_Task to carry out_
Report the number of lines in the data below where the string "this" shows up, and only that number.

_Record excerpts_
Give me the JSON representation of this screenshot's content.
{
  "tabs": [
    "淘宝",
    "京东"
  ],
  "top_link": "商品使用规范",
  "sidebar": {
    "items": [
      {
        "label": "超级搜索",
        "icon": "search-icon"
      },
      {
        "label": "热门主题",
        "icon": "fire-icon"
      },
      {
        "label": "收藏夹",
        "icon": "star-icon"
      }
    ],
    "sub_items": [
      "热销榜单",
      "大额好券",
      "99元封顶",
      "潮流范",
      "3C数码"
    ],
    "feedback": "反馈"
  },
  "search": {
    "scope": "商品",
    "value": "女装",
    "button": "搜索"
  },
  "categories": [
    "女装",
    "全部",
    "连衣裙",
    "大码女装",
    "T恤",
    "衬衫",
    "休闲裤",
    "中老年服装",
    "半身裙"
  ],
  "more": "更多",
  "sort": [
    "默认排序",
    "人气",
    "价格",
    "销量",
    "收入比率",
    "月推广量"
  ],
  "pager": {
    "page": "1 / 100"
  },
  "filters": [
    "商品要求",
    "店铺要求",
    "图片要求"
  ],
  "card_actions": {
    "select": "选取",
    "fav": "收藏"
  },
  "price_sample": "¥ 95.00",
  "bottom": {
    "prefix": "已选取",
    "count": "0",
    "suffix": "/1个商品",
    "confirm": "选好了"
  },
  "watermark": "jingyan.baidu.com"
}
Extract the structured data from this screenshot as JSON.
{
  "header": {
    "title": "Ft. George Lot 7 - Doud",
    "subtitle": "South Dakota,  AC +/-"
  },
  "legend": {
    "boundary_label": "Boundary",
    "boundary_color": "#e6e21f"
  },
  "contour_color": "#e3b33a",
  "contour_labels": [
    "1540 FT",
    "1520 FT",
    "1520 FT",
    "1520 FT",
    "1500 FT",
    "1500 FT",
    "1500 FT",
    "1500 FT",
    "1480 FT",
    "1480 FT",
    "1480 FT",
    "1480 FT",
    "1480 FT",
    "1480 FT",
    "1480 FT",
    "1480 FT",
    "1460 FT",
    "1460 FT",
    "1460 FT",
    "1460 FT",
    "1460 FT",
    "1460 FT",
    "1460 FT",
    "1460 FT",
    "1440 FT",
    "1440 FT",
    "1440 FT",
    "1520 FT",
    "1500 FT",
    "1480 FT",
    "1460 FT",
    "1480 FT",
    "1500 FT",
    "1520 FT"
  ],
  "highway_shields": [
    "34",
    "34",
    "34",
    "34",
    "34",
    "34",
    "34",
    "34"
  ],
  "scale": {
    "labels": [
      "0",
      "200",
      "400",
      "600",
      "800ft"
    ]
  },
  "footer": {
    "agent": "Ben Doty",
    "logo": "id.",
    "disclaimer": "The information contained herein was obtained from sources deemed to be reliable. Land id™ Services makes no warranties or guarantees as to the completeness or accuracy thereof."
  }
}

_Solved problem_
2